What’s Next for the Great American Outdoors?, Pt. 2
One year after the Great American Outdoors Act became law, we're looking at what the law has achieved and the work we still have to do to secure a thriving planet that belongs to all of us. Read previous entries in this series:
- Part 4: Build Back Better Must Include Our Parks
Growing up in the West, you quickly learn to appreciate its beautiful landscapes. Whether it’s the old growth temperate rainforest in the Tongass National Forest or the sprawling plateaus at Little Book Cliffs, the lands and waters of the West are unparalleled in their beauty. A hike in these mountains or forests can take you a world away from the daily grind and restore you.
Perhaps that’s why so many people have turned to the outdoors for respite and healing during the COVID-19 pandemic. Rocky Mountain National Park saw twice as many visitors in the first half of 2021 than it did in 2020, and visits to Alaska’s Kenai Fjords National Park were up nearly 250 percent over the same period. Those two parks weren’t the only ones with increased attendance numbers. Nationwide, parks are shattering attendance records, fully rebounding or even exceeding records from before the pandemic.
While they are more popular than ever, rarely have these landscapes and waters been more threatened than they are today. Those record-setting crowds are stretching our park infrastructure thin at a time when budgets and staffing have been reduced in response to the ongoing pandemic. And as this year’s wildfires have shown, these Western landscapes are vulnerable to the increasingly devastating effects of climate change.
The Great American Outdoors Act (GAOA) took the first necessary steps to ensure the long-term future of our Western public lands and waters. The National Parks and Public Land Legacy Restoration Fund, created by GAOA, is providing billions of dollars to address critical deferred maintenance projects, allowing more people to enjoy these treasured outdoor spaces. GAOA’s full funding of the Land and Water Conservation Fund dedicated nearly $1 billion annually toward protecting new lands and preserving those already protected.
Scientists are in agreement that we need to protect 30 percent of all lands and waters in this country by 2030 if we’re to avoid the worst effects of the climate crisis. That means protecting more land in the next decade than we did in the previous century.
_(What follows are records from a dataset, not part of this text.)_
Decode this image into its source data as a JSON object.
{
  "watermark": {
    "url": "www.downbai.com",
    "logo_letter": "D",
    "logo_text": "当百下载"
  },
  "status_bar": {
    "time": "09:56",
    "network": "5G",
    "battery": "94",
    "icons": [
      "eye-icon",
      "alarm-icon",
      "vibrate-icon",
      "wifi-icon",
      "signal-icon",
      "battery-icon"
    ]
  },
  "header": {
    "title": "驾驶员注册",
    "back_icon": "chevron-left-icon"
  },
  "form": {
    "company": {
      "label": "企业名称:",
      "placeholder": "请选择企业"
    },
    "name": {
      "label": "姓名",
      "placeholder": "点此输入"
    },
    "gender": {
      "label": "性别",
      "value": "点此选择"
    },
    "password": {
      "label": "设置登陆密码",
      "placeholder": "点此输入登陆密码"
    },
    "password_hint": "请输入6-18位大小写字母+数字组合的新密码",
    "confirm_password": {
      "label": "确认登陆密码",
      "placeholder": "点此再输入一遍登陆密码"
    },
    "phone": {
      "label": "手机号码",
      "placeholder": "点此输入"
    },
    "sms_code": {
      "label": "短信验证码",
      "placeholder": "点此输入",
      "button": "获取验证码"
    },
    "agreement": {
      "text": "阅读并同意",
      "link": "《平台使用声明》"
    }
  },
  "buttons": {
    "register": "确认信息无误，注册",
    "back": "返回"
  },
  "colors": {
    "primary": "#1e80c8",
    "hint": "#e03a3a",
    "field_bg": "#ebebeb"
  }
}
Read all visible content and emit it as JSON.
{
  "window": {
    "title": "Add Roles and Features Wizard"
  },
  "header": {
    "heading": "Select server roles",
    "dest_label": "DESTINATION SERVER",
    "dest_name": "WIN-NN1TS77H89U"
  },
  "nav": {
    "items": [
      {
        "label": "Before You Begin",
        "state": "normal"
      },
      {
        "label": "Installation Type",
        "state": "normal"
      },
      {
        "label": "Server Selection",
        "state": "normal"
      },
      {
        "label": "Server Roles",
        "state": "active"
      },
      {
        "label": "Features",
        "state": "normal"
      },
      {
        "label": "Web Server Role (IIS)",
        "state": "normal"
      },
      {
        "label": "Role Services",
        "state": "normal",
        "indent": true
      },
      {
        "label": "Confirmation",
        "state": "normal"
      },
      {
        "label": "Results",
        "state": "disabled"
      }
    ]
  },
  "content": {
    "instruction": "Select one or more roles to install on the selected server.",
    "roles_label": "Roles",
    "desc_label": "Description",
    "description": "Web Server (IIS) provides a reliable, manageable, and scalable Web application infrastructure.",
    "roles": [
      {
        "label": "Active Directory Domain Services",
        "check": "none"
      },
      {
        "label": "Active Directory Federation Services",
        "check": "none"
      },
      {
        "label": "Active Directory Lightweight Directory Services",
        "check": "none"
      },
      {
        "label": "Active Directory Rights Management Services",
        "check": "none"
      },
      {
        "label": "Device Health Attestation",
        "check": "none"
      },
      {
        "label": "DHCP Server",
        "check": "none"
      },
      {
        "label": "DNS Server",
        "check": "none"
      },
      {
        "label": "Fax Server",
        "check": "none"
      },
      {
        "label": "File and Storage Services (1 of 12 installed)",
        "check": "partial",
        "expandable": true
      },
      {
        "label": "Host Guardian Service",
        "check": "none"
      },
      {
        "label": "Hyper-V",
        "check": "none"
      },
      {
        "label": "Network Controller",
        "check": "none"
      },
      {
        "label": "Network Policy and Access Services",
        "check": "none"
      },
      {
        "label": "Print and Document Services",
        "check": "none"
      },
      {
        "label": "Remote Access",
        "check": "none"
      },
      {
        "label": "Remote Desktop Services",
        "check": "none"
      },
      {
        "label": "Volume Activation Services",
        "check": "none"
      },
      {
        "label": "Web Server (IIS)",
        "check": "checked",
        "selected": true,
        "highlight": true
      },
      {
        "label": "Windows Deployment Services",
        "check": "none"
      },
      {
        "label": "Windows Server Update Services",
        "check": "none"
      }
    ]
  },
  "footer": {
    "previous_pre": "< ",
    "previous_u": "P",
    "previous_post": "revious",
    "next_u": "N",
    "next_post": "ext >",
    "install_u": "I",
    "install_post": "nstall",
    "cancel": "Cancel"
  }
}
But those protections are threatened by the increasingly devastating effects of climate change. Scientists are in agreement that we need to protect 30 percent of all lands and waters in this country by 2030 if we’re to avoid the worst effects of the climate crisis. That means protecting more land in the next decade than we did in the previous century. The once-in-a-century heatwaves in the Pacific Northwest and the wildfires that have scorched landscapes across the West will only get worse if we do nothing. The Protecting America’s Wilderness and Public Lands (PAW+) Act will help us in this fight.
PAW+ is a package of eight bills that would collectively protect millions of acres of lands and hundreds of miles of rivers and waters across Colorado, California, Washington, and Arizona. By preserving these landscapes and waters, we can help ensure our Western communities have access to clean air and water, protect vital ecosystems, and build up the green infrastructure we need to take on the climate crisis. And we can do all this while creating good jobs and boosting our economy in the process.
From our ability to take on the climate crisis, to establishing a direct connection with nature, so much of our future will be determined by how we approach lands protection in the next decade. GAOA was a necessary and important start. Passing PAW+ will help us get to the finish line to protect our climate.